We finally resumed Deadlands yesterday, after a two week hiatus in which we messed around with Shadowrun 4.
I very much enjoyed the session, though I find that I am still bored by combat. I am not bored with this GM's combat in particular; I am bored with combat in games in general. I thought that making a character who can hold his own in combat would change that, but it does not. I still find that exploration and NPC interaction are far more enjoyable. In the end, we had a little Deadlands/Rippers crossover action, which I should have seen coming since the Deadlands GM asked to borrow my copy of Rippers a few weeks ago.
We once again ran up against a particular idiosyncrasy of Savage Worlds, which I fondly call the extra that just will not fucking die. It seems that This happens at least once per session in any given Savage Worlds game, and it often leaves the combat feeling strangely anti-climactic. I have also noticed that our GM's extras have a tendency to fight to the death, regardless of how outnumbered they are. Of course, that last extra often does turn out to be im-fucking-possible to kill, so maybe that's why...
Earlier this year, I posted about watering down player-vs-player conflict. In our RIFTS game, some of the other characters acted in such a way that my character would have refused to associate with them afterward, but I had to sort of gloss over it for the sake of keeping the group together and keeping the campaign running smoothly. I had also been glossing over the strangeness of Deadlands and how my character just seemed to take the monsters and magic in stride. Last night, I remedied that by having my character pull a gun on another character who botched a healing spell on him. I think it surprised everyone a bit, and the GM even asked if I wanted to go to initiative. The thing is, I never had any intention of engaging the PvP combat, but I wanted to actually play my character how he would react. The gun draw was a total bluff, as I later informed the player by email. I think the GM would have actually let it go to combat if either of us had escalated it any further. It also opened up a good opportunity for my character to see how useful a magic wielder can be when attacked by a big badass monster with a ridiculous resistance to conventional firepower.
I don't like PvP and I have no intention of screwing over any other character in any way, but I think I'm done with the "boys will be boys" style of play where I do things like allow a good-aligned character to just sort of grumble when another party member shoots fleeing, unarmed civilians in the back (an example from RIFTS)

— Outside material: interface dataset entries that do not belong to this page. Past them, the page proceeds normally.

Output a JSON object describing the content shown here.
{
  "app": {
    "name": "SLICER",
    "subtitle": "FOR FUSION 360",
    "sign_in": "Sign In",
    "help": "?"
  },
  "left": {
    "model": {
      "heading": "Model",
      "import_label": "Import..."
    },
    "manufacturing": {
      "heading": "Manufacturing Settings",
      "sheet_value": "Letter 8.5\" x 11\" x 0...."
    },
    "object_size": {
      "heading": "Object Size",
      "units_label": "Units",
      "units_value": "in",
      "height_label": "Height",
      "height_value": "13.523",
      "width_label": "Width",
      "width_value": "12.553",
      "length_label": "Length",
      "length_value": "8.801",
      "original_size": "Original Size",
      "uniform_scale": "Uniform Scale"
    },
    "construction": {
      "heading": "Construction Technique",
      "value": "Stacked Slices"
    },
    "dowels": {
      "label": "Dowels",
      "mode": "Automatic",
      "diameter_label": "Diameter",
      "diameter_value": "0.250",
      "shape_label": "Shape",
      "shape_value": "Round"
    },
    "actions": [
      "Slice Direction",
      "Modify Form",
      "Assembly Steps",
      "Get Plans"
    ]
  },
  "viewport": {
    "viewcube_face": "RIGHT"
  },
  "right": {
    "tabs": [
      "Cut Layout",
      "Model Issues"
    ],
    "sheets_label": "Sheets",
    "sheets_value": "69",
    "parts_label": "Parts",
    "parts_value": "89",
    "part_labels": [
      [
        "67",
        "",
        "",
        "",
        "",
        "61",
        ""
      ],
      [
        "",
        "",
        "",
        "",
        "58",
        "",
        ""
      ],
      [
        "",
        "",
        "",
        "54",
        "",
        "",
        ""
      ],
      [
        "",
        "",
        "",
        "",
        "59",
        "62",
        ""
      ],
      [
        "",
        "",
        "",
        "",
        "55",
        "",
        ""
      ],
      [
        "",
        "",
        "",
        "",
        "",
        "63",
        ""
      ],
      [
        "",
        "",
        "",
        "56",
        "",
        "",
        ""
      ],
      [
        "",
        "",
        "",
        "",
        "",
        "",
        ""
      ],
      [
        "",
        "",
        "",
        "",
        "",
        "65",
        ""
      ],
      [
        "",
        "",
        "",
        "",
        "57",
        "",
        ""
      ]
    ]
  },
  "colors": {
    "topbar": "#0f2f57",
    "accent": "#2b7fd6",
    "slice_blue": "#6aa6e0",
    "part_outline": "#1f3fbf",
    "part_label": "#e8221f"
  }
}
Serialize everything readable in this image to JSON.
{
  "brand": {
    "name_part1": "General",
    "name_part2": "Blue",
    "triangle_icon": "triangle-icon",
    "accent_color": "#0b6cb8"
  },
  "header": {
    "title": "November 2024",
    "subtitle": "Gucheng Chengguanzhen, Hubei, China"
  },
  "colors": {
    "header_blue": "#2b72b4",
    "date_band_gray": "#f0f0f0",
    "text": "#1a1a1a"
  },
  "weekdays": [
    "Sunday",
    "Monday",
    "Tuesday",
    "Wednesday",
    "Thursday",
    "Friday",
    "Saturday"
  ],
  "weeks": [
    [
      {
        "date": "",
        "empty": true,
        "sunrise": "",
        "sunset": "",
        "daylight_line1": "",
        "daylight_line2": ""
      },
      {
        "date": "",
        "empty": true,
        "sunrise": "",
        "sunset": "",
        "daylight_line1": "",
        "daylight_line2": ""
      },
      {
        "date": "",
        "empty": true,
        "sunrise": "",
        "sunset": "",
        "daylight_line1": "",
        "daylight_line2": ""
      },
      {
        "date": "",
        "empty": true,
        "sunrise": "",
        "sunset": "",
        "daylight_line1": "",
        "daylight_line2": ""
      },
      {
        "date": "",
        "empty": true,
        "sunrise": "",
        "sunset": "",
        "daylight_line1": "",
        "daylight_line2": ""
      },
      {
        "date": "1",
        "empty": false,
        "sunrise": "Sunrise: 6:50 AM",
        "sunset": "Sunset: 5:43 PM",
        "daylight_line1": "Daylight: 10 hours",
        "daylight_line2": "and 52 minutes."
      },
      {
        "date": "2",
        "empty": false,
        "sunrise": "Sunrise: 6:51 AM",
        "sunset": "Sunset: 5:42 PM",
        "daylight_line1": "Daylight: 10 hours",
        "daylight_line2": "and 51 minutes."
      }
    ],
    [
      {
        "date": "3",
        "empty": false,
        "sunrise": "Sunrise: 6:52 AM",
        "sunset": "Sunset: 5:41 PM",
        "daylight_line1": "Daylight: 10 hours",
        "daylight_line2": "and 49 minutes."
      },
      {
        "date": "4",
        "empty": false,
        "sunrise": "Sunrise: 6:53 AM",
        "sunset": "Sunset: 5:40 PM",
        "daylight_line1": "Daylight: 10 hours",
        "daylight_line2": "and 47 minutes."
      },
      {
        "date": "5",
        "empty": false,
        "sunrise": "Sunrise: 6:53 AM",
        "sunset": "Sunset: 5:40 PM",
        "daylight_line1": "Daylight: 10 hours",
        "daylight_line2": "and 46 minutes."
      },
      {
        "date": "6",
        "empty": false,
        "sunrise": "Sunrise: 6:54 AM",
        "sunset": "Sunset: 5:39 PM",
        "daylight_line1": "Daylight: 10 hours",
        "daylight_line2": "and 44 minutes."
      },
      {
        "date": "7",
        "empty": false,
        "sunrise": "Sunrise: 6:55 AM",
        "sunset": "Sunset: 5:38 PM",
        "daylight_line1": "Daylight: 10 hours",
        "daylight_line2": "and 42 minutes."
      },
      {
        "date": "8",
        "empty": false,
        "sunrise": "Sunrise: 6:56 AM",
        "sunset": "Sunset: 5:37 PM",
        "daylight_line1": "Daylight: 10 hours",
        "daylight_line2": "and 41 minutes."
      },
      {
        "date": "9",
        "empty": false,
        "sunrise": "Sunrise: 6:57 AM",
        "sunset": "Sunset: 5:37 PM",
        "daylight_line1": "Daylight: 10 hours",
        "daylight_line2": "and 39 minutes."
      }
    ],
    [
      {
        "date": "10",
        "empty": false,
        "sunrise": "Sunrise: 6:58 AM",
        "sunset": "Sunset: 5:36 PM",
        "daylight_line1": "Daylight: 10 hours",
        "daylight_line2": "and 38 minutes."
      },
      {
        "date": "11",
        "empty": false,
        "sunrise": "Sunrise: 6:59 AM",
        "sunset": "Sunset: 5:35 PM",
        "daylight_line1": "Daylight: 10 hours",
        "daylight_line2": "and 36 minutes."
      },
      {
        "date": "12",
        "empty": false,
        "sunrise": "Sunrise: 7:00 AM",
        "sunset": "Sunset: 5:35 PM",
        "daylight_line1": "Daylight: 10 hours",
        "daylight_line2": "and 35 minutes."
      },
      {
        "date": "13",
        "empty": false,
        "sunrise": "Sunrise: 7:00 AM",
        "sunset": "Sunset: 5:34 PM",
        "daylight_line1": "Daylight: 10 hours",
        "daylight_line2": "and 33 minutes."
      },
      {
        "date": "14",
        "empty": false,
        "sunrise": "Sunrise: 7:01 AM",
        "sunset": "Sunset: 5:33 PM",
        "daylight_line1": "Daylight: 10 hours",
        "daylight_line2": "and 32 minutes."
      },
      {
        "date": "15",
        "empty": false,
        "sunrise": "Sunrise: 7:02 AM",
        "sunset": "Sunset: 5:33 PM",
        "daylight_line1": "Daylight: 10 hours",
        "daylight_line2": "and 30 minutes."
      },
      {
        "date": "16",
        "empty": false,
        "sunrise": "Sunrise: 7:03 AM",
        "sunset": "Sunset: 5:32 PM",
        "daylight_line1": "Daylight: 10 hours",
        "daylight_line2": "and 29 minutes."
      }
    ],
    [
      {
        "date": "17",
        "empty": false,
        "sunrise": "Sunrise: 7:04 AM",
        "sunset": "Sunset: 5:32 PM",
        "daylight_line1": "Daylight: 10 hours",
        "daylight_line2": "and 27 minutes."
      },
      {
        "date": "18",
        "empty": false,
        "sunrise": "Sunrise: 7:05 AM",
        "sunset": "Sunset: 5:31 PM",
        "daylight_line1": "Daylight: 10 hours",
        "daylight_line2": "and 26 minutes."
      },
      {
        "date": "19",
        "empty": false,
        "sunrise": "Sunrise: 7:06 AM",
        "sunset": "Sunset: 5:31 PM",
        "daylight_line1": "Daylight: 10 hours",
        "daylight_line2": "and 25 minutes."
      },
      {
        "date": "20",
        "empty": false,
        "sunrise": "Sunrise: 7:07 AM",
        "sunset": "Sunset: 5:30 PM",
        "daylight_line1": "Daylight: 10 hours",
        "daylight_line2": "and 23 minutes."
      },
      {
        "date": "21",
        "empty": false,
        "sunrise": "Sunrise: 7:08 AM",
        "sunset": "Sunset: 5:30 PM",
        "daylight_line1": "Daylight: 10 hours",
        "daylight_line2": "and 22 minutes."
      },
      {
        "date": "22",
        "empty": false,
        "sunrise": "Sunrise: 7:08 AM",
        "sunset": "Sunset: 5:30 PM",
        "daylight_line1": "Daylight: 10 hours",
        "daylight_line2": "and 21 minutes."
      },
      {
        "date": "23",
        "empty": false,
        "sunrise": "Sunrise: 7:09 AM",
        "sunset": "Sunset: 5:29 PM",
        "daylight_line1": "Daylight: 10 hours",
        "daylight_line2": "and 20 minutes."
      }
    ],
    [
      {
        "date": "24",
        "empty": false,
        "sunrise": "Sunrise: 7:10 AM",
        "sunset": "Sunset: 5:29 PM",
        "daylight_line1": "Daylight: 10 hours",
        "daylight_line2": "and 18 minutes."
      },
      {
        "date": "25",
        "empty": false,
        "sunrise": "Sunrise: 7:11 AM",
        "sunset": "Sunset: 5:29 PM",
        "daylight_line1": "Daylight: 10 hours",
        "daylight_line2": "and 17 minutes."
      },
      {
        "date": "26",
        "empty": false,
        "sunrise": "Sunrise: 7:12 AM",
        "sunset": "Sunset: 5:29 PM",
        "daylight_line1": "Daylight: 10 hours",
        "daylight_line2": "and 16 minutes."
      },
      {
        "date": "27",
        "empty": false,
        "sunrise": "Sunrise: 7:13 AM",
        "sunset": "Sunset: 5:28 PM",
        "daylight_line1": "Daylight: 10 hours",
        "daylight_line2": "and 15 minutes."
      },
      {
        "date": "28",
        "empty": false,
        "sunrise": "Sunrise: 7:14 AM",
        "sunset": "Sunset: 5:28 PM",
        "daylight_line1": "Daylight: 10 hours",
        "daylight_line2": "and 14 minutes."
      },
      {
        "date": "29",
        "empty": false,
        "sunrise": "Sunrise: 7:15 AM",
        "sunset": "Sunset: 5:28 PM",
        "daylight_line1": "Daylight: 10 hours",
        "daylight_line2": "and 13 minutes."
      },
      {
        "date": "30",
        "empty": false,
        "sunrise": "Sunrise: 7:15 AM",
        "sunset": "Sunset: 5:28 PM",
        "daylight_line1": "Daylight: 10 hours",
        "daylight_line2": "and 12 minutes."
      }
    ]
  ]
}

Next week we will be taking another break from Deadlands. Apparently we'll be giving Shadowrun 4 another "test session." I have to admit that I don't have high hopes for SR4, and I find it kind of funny that the player who seems most enthusiastic about it hasn't been able to attend any of the test sessions. (Of course, we only have them because he's had other things going on and has had to cancel a few sessions of Deadlands) The GM for SR4 is willing to run AD&D 1st edition or something else if SR4 ultimately doesn't work out, and I'd be lying if I said that I wouldn't rather just play AD&D. I will give it the ol' college try again.
While we're on the subject of Shadowrun 4, I must confess that I'm not sure that hackers are a viable character type, even with the changes made to the Matrix in SR4. Even though a hacker can run through Augmented Reality and hack in regular game time using regular actions, the proclivity of wireless internet means that my character (whose computer is installed inside his head) can literally sit in a car parked half a mile away, piggy back through nodes to the destination, and essentially accompany the party without actually accompanying the party. (I can send a hacked drone to be my replacement, or piggy back on someone's gun-cam, look through someone's cyber-eyes, etc) It seems almost like playing a hacker/rigger makes it so that my character doesn't even have to leave his house. I have a feeling I'm going to end up driving my GM crazy and will have to make a new character.
At the same time, the hacker presents something interesting: this is a character who can do battle with the adventure environment itself... I can shut off lights, take over security devices, open and lock doors, etc, etc. Hell, I can have an unmanned car or copter waiting for the party to escape in.
I think Shadowrun, in general, is just plain fucked and always has been. On the other hand, I'll always have the delightfully random SNES Shadowrun game...
In consumer news, I caved and ordered a copy of OpenQuest from Lulu. I've had virtually no experience with the RuneQuest/Basic/d100 family of systems, aside from a session of Call of Cthulhu I played in something like ten years ago and remember virtually nothing of the experience. Plus, that cover...there's something about it I couldn't say no to...plus they had a Cyber-Monday coupon... damnation.
Okay, you regular readers have to admit, I buy a lot less random gaming crap now than I used to. I'm actually going to be clearing some shelf-space here shortly, filled with strike-outs like Geist, Role-Master, and Mutants & Masterminds. (I guess I just plain don't like d20-based games anymore)
I have also set the start date of Traveller for January 7th. Just like with the months of planning I did before my AD&D game of 2009, I need to give myself a deadline or I'm just going to lolly-gag about like a ne'er-do-well and never actually start the damn thing.